The ladies’ entrance into Turkey's parliament chambers in Ankara began their term in office, marking an end to the early 1920s ban on the Muslim symbol of female modesty imposed in the early days of the Turkish Republic, when secularist dictator Kemal Ataturk sought to transform Turkey into a progressive and prosperous nation by removing religious practice and effects from outward public expression.
The symbolic action highlights an emerging trend in Turkey where the issue of headscarves remains highly sensitive, as it is viewed by secularists as a sign of political Islam in stark contrast to the republic's strongly secular traditions, reported Agence France Presse (AFP).

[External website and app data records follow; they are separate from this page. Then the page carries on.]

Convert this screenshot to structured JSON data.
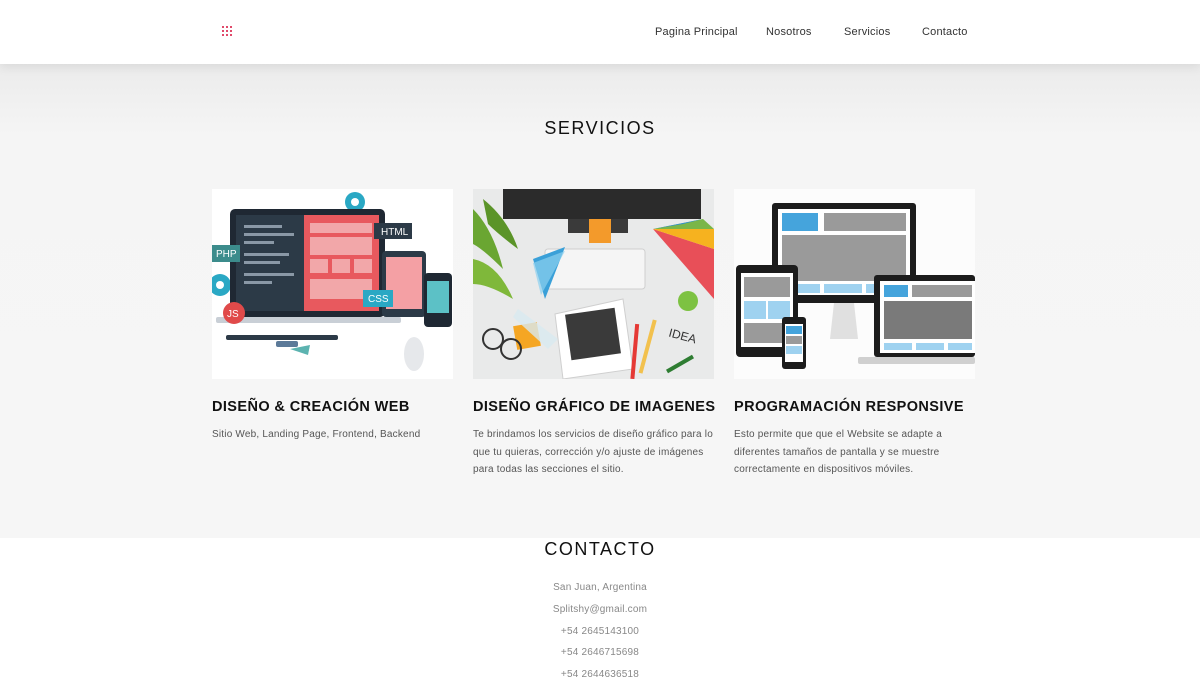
{
  "nav": {
    "logo_icon": "dot-grid-logo-icon",
    "accent_color": "#e04a6a",
    "links": [
      "Pagina Principal",
      "Nosotros",
      "Servicios",
      "Contacto"
    ]
  },
  "services": {
    "title": "SERVICIOS",
    "cards": [
      {
        "image_icon": "web-development-illustration",
        "title": "DISEÑO & CREACIÓN WEB",
        "text": "Sitio Web, Landing Page, Frontend, Backend",
        "image_labels": [
          "HTML",
          "PHP",
          "CSS",
          "JS"
        ]
      },
      {
        "image_icon": "graphic-design-desk-photo",
        "title": "DISEÑO GRÁFICO DE IMAGENES",
        "text": "Te brindamos los servicios de diseño gráfico para lo que tu quieras, corrección y/o ajuste de imágenes para todas las secciones el sitio."
      },
      {
        "image_icon": "responsive-devices-illustration",
        "title": "PROGRAMACIÓN RESPONSIVE",
        "text": "Esto permite que que el Website se adapte a diferentes tamaños de pantalla y se muestre correctamente en dispositivos móviles."
      }
    ]
  },
  "contact": {
    "title": "CONTACTO",
    "lines": [
      "San Juan, Argentina",
      "Splitshy@gmail.com",
      "+54 2645143100",
      "+54 2646715698",
      "+54 2644636518"
    ]
  }
}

The four Members of Parliament (MP) – Sevde Beyazit Kacar, Gulay Samanci, Nurcan Dalbudak and Gonul Bekin Sahkulubey are members of Prime Minister Recep Tayyip Erdogan's Justice and Development Party (AKP) which has [religious] roots and has gained a strong following in this nation of 74 million.
The main secular opposition Republican People's Party (CHP), which had previously said it would contest any parliamentarians seeking to wear headscarves in the chamber, did not officially respond to the move, reported Reuters, mentioning that a few of its members did jeer as the four women entered the assembly, while another wore a T-shirt depicting the face of the Turkish Republic's secular founder, Mustafa Kemal Ataturk, who also founded the CHP.

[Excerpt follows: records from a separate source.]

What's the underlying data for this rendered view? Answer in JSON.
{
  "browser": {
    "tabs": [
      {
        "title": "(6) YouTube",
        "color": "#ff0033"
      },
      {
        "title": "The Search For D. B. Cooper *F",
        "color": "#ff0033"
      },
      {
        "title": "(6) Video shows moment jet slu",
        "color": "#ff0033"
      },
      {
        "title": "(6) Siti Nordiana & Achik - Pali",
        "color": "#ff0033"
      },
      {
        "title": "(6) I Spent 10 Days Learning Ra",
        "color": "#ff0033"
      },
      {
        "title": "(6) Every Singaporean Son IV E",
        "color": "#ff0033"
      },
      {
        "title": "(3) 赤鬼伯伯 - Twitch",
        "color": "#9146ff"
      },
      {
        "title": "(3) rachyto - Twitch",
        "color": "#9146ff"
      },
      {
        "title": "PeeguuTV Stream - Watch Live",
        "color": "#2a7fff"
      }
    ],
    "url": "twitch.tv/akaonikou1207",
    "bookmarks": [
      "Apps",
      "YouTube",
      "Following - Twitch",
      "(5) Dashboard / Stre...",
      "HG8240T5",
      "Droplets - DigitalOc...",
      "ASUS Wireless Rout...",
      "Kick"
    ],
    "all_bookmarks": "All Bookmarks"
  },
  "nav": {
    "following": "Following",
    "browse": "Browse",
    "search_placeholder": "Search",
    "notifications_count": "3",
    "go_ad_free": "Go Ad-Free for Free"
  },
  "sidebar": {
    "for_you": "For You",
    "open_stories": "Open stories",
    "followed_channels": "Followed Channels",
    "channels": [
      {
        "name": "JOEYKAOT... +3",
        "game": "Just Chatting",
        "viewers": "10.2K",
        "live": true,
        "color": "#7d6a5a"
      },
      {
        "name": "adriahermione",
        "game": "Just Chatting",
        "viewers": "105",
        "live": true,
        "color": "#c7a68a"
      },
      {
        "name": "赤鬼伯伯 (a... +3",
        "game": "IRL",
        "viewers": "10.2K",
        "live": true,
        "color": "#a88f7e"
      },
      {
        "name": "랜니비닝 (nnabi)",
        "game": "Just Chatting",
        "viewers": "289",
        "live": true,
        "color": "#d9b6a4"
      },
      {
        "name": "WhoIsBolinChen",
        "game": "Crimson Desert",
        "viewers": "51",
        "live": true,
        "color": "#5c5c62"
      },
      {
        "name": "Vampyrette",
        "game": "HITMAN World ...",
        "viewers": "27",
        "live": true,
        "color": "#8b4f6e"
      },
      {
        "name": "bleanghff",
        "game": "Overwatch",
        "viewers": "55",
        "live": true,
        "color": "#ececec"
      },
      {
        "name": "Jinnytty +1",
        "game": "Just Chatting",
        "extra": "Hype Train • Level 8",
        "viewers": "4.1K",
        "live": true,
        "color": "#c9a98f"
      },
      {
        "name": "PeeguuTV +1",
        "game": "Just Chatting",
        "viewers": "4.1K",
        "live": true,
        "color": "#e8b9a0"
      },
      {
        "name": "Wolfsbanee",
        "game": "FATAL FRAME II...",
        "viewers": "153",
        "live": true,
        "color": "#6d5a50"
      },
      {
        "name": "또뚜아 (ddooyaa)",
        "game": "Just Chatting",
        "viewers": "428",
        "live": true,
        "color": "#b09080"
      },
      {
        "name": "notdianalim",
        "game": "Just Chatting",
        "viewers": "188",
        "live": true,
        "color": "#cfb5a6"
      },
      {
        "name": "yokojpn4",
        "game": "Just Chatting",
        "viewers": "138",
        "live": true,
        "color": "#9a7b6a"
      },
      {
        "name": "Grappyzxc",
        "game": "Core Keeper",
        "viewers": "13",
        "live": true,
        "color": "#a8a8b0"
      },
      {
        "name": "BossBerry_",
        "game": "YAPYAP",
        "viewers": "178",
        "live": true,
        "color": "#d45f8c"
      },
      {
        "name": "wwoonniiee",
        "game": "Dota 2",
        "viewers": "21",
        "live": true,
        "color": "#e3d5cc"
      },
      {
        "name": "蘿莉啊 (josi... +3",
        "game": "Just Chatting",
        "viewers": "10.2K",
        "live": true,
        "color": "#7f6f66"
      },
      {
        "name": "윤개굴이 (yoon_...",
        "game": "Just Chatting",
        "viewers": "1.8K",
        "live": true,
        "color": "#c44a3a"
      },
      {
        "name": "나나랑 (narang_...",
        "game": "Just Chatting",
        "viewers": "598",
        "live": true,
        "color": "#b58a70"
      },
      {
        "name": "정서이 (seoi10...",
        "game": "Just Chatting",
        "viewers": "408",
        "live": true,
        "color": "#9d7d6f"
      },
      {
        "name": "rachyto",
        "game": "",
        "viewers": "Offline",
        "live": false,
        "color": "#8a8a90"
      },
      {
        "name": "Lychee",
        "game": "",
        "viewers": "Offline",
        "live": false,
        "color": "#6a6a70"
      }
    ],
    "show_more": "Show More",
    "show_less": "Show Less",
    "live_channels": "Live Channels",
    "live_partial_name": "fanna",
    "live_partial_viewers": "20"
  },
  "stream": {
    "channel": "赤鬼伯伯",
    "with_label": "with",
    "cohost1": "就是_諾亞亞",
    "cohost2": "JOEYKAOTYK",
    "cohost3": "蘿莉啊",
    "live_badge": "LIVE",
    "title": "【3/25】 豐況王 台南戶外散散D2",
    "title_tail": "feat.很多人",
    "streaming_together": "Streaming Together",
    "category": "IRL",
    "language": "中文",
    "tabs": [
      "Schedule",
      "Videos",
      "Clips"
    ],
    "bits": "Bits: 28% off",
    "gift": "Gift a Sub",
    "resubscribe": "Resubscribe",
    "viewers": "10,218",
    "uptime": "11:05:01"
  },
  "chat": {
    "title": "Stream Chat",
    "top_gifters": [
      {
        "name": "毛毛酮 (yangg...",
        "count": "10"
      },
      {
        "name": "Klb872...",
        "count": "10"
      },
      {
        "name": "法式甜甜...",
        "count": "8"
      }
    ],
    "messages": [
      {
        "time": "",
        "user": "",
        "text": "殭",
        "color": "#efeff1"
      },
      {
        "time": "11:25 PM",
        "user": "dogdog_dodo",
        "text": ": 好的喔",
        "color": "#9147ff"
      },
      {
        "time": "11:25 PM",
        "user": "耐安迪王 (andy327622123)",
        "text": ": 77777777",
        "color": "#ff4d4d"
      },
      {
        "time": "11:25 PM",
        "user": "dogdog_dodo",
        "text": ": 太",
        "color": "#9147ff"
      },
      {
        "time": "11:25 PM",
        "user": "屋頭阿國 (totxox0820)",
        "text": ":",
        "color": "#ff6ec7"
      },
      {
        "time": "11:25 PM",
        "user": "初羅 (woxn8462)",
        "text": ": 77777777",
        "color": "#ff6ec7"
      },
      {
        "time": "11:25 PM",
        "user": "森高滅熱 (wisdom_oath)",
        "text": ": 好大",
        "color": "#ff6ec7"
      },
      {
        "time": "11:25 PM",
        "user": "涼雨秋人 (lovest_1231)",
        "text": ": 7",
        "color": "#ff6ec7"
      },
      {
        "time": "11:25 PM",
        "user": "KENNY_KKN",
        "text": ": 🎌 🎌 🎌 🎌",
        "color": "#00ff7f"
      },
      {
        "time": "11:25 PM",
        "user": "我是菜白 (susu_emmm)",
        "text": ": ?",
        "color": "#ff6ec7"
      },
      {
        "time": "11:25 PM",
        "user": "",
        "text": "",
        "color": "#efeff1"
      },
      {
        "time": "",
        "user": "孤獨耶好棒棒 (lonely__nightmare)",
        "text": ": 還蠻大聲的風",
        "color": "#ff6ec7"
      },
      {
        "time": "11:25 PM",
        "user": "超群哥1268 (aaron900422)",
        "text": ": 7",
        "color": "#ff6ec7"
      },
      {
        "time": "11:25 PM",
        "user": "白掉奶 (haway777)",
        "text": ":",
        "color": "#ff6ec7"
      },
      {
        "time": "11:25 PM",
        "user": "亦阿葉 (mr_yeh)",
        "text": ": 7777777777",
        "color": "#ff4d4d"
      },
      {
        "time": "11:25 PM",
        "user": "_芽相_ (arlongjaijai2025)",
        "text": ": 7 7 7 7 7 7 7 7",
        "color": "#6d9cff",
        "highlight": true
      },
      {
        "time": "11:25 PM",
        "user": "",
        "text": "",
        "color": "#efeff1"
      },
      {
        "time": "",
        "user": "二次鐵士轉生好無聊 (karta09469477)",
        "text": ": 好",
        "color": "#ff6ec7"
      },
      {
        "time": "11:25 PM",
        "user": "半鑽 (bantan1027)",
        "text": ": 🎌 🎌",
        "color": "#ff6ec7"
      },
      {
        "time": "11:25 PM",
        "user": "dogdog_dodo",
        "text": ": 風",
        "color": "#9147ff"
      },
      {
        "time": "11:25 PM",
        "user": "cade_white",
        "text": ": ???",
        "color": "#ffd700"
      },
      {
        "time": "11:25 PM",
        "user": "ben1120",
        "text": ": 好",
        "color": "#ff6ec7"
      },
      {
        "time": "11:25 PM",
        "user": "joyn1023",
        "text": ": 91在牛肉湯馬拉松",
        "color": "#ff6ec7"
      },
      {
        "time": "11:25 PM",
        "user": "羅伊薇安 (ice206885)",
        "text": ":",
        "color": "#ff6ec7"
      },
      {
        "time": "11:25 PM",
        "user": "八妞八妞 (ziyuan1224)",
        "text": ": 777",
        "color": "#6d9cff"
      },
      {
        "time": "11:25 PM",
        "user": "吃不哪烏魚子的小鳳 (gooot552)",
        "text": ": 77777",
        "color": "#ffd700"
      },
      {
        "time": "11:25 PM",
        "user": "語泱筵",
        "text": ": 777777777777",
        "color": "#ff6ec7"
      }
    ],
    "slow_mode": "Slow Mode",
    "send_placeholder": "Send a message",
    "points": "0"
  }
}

Other fellow members of Prime Minister Recep Tayyip Erdogan's Justice and Development Party (AKP) greeted the four female lawmakers with hugs and kisses when they entered the chamber.